In addition to selling the grain to Evrim, William also grows Bloody Butcher corn as a seed crop, available for purchase at Southern Exposure Seed Exchange and Common Wealth Seed Growers. The latter, a seed company and seed grower’s co-operative, is a venture William started in 2013 with three other farmers: Sapphire Miria and Edmund Frost of Twin Oaks Seed Farm and Debbie Piesen, manager of seed growing at Living Energy Farm. All of the seeds available in the Common Wealth Seed Growers’ catalog are heirloom, open-pollinated varieties, and all are grown in Virginia and by Virginia farmers. Offering “farmer-direct” seeds is utmost in the company’s mission (just as more and more consumers want to know the source of their food, many farmers want to know the source of the seeds they purchase).
Because Evrim had mentioned in passing that he thinks the yellow variant of Bloody Butcher tastes different from the red, yet in such a low-key way so as not to color my impressions, naturally I had to try cornbreads made with each side by side. He is absolutely right. Butcher Gold is a revelation: It has a bold, sunny, full-on “corn” taste, similar to yellow cornmeal, except that actually tastes like what you would hope yellow cornmeal would taste like, not the cardboard-tasting stuff that is now commonly available. The flavor of Bloody Butcher is all its own, a more restrained and subtle flavor that is entirely delicious.
If you’re too busy handing out candy on Halloween to make Bloody Butcher Cornbread, the Day of the Dead, when ancestors are remembered and celebrated, is equally fitting. Make a batch and, as you’re enjoying a slice hot out of the skillet, slathered in butter, think about the Virginia farmer, lost to time, who developed this heirloom seed that has been passed down through time to feed us gloriously well today.
Bloody Butcher Cornmeal at Sub Rosa Bakery
Bloody Butcher cornmeal is available for $6 a pound at Sub Rosa Bakery. It is milled to a medium-fine texture. Evrim is happy to mill cornmeal to specification, if a finer or coarser meal is desired. For special orders, he requires up to 48-hours advance notice. There is a 1-pound minimum for special orders. Cornmeal should be stored in an airtight container in a cool environment for up to a few months, or in the freezer for up to a year.
Sub Rosa Bakery
620 N 25th St, Richmond, VA
Tuesday–Friday: 7am – 6pm
Saturday & Sunday: 8am – 5pm
Note: No animals were butchered in making of the photo sequence at the top of this posting. Richmond’s very own KimKim sauce was used for the fake blood.
Recipe for Bloody Butcher Cornbread
2 tablespoons bacon fat
2 cups stone-ground Bloody Butcher cornmeal
1½ teaspoons baking powder
1 teaspoon salt
¼ teaspoon baking soda
1 large egg
1½ cups buttermilk or keifer
2 tablespoons neutral-flavored oil or melted (but not hot) unsalted butter
- Place an 8-inch cast-iron skillet in the oven and preheat the oven to 425°F. As soon as the oven has come to temperature, remove the skillet from the oven and place the bacon fat in it. Return the skillet to the oven to heat the bacon fat until it is smoking hot, about 5 minutes.
- In a large bowl, combine the cornmeal, baking powder, salt, and soda.

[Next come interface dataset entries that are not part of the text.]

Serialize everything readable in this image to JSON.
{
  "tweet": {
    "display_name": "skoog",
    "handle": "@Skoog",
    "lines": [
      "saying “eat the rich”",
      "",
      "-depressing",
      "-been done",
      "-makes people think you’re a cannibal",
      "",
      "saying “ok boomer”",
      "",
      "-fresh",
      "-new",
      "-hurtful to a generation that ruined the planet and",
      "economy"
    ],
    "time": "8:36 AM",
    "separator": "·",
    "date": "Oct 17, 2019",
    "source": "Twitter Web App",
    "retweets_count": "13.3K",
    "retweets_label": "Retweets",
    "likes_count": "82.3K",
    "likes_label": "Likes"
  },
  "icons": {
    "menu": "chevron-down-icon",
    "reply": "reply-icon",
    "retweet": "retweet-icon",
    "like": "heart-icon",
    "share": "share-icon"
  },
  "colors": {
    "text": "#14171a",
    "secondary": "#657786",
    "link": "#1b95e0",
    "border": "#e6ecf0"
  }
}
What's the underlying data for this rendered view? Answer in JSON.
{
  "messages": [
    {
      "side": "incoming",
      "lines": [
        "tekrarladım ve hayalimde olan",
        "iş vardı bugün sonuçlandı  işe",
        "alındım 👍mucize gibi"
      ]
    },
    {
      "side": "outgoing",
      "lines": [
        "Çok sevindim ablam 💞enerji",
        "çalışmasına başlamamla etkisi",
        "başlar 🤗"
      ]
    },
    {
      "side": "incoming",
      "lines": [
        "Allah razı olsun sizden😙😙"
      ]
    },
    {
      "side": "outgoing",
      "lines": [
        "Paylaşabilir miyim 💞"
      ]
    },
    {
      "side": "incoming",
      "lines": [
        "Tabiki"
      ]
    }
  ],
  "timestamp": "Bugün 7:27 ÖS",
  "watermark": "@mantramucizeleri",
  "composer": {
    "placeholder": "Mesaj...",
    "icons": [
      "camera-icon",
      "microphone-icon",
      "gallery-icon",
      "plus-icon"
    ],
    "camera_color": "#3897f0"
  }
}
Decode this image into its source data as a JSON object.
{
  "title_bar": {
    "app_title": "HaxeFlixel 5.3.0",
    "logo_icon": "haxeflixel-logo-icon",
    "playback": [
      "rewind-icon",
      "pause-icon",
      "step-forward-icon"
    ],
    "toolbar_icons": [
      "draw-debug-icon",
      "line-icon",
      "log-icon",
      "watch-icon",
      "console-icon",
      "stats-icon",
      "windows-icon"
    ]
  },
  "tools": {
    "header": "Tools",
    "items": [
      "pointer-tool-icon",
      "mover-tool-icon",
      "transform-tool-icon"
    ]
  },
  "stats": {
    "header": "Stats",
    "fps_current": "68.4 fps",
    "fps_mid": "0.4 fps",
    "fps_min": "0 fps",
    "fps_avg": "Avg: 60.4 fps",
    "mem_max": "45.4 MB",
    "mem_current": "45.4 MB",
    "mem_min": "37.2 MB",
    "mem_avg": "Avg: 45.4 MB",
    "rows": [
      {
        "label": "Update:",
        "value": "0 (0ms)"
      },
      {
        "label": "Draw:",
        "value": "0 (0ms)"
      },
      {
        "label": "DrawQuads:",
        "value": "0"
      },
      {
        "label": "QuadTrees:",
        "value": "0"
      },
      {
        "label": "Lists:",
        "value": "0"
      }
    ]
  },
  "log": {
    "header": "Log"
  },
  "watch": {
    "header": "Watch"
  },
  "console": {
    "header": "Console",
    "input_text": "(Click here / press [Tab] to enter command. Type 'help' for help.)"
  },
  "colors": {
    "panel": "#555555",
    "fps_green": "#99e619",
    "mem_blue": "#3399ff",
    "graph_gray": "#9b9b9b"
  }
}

Using a whisk, mix extremely well (do at least 18 turns around the bowl) and make a well in the center.
- In a separate bowl, beat the egg, then add the buttermilk and oil and stir to combine.
- When the skillet and bacon fat is good and hot, add the wet ingredients to the dry and stir together in a four or five deft strokes until the dry is just moistened.
- Carefully remove the skillet from the oven and very carefully tilt the skillet to make sure the sides are coated with the grease. Then pour most of the fat into the batter. Quickly stir the batter to combine and immediately pour the batter into the hot skillet. Smooth the top with a spatula and immediately put in the oven. Reduce the oven temperature to 400°F and bake until golden brown and crusty around the edges, about 30 minutes. Allow to cool for a few minutes, then turn out onto a cooling rack. Cut into wedges to serve. Makes an 8-inch cornbread.